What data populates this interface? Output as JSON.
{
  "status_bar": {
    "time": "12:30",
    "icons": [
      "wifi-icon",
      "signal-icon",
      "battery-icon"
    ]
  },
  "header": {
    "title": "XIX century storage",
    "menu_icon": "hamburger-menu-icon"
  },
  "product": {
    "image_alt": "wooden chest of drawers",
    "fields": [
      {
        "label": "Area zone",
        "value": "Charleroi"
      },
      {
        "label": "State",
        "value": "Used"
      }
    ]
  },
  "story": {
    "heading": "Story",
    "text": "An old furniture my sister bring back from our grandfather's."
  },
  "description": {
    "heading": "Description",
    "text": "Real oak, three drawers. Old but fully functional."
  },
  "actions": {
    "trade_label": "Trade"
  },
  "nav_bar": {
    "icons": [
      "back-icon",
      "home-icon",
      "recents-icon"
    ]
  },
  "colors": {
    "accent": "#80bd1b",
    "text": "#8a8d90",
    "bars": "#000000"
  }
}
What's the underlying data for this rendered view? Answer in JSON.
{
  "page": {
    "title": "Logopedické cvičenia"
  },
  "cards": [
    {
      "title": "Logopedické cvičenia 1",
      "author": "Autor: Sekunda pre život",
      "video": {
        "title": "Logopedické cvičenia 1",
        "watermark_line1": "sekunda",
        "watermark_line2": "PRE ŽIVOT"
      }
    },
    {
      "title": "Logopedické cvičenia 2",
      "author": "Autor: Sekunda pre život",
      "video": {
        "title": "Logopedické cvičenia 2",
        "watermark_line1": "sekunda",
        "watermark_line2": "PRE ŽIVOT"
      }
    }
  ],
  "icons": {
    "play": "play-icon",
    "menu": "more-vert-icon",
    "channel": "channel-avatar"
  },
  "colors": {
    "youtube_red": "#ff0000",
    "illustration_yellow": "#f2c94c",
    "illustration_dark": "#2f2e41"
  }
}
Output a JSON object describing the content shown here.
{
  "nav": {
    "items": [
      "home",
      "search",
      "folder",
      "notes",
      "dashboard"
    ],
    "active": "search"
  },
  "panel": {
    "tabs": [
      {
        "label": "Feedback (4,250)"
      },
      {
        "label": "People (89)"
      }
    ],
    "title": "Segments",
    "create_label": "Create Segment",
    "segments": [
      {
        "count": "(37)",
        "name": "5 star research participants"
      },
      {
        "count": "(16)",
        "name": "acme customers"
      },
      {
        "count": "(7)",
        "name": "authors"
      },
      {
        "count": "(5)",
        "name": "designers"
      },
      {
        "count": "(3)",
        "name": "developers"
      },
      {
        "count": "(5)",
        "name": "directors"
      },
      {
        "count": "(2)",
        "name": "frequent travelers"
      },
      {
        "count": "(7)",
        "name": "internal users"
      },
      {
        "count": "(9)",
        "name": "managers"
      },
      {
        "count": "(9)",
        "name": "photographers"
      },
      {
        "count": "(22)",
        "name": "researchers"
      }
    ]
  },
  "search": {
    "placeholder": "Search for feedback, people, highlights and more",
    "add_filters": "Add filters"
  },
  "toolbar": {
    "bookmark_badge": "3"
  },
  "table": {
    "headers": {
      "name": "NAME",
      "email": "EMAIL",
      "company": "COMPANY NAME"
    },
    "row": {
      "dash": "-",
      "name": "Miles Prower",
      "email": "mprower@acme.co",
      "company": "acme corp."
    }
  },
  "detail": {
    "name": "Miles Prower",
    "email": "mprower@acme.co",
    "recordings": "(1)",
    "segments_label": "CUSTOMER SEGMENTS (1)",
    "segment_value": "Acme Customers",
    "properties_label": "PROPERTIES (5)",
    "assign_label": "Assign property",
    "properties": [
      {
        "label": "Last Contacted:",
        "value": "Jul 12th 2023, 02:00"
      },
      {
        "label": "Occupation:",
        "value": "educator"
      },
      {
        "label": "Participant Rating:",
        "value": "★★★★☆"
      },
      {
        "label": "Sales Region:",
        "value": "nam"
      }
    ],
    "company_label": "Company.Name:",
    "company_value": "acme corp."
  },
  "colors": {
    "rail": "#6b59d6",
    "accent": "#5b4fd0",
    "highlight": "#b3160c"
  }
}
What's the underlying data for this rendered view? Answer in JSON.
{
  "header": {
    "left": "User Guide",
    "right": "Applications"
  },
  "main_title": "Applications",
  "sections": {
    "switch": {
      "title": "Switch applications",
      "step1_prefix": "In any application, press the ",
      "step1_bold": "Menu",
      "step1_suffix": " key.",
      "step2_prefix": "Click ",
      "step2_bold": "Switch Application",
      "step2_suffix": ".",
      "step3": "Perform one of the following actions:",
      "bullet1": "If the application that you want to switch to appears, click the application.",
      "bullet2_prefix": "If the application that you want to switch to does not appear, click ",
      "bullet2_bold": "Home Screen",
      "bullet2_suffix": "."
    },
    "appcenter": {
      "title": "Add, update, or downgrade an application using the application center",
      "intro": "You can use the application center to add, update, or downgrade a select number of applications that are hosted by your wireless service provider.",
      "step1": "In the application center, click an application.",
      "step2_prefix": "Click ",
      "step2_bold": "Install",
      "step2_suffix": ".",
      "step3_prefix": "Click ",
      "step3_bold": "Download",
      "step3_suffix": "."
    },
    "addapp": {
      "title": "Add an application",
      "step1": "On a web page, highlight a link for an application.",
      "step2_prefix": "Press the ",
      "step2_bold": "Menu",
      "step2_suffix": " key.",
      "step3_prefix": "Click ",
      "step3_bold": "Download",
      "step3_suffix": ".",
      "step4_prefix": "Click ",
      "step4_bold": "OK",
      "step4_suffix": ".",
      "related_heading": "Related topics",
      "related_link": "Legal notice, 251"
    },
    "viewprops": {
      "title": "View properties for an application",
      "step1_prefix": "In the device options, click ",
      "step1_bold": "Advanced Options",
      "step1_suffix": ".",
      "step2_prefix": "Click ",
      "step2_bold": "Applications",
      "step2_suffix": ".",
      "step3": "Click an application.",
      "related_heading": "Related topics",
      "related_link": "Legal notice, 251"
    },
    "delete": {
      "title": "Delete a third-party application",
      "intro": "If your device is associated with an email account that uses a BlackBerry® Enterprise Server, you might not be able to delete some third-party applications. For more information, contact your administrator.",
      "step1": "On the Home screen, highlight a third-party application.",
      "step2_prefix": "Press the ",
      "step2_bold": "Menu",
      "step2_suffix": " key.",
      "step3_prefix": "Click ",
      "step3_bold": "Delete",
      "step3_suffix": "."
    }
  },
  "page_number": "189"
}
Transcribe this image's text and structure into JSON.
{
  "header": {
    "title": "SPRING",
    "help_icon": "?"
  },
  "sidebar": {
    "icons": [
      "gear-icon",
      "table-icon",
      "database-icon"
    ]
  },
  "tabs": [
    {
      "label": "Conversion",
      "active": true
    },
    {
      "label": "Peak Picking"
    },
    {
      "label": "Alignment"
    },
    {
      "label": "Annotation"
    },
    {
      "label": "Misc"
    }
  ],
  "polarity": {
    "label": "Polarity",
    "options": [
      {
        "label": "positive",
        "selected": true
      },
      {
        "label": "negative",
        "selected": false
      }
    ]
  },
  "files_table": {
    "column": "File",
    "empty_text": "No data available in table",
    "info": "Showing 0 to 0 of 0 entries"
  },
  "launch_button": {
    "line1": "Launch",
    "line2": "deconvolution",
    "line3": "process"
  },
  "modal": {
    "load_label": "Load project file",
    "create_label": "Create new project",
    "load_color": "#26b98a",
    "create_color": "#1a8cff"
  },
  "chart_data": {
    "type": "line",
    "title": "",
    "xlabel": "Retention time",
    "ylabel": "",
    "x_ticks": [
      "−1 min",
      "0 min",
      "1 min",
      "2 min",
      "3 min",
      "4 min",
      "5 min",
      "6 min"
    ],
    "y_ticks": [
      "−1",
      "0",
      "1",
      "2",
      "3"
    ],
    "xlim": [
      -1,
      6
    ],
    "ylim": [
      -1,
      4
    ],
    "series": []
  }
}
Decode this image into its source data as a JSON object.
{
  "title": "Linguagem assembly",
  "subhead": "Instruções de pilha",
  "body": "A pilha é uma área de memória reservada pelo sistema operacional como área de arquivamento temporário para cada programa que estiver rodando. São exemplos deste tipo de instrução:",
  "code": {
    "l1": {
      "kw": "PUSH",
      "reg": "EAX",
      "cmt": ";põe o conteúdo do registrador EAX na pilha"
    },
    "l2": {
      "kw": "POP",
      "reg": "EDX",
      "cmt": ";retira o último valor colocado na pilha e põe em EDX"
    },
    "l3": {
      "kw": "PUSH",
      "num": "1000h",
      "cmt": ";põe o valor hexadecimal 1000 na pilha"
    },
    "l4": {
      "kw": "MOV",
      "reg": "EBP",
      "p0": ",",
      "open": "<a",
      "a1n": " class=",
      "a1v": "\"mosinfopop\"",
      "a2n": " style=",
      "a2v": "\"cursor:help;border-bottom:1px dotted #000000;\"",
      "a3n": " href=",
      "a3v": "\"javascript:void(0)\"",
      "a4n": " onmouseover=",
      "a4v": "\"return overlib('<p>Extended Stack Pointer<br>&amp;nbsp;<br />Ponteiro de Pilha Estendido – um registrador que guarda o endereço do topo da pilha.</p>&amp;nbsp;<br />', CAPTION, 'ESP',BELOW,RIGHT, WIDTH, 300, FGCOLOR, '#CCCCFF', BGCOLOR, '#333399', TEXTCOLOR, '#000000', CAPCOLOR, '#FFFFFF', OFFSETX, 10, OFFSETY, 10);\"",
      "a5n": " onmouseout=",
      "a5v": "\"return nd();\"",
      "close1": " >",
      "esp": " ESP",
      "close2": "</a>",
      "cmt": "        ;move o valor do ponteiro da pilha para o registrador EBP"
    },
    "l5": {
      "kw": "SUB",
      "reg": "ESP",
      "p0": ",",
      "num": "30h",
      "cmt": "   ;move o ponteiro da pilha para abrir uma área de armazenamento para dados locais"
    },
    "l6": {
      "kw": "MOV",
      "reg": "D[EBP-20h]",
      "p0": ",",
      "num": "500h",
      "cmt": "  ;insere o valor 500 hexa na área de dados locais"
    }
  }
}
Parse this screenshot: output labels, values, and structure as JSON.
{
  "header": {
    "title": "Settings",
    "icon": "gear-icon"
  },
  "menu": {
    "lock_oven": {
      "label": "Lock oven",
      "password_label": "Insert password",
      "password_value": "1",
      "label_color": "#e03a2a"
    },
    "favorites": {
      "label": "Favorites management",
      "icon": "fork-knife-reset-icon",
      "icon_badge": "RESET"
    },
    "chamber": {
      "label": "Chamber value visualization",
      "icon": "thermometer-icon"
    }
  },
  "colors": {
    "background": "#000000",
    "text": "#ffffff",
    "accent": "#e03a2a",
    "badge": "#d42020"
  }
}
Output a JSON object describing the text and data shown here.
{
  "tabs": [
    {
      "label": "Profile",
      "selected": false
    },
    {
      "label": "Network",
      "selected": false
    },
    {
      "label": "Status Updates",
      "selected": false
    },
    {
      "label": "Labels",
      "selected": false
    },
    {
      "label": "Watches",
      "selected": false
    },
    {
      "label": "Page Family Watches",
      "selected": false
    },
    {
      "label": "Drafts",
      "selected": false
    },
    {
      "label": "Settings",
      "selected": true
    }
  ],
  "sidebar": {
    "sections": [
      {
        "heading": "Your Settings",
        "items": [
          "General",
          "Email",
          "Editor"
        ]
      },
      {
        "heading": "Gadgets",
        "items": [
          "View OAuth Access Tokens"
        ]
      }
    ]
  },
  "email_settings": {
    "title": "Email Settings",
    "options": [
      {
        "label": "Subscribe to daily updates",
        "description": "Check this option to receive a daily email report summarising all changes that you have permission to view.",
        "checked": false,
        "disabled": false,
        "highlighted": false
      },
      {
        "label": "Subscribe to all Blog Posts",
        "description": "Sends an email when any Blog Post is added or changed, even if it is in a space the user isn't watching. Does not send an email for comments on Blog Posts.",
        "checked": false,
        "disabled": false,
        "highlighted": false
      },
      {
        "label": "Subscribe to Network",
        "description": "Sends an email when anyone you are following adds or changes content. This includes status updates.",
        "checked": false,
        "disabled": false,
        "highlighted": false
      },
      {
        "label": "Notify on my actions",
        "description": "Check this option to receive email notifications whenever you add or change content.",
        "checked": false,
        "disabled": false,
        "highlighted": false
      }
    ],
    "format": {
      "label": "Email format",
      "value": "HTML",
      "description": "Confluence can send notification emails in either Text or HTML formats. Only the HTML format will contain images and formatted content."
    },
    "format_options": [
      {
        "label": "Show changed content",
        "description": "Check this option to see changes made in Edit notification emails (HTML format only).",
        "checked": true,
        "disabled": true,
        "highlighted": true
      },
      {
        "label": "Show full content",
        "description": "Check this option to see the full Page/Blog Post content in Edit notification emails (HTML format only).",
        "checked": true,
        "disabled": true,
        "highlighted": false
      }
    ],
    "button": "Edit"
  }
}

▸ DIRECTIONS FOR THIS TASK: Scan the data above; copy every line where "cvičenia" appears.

▸ ANSWER FOR THE TASK:
    "title": "Logopedické cvičenia"
      "title": "Logopedické cvičenia 1",
        "title": "Logopedické cvičenia 1",
      "title": "Logopedické cvičenia 2",
        "title": "Logopedické cvičenia 2",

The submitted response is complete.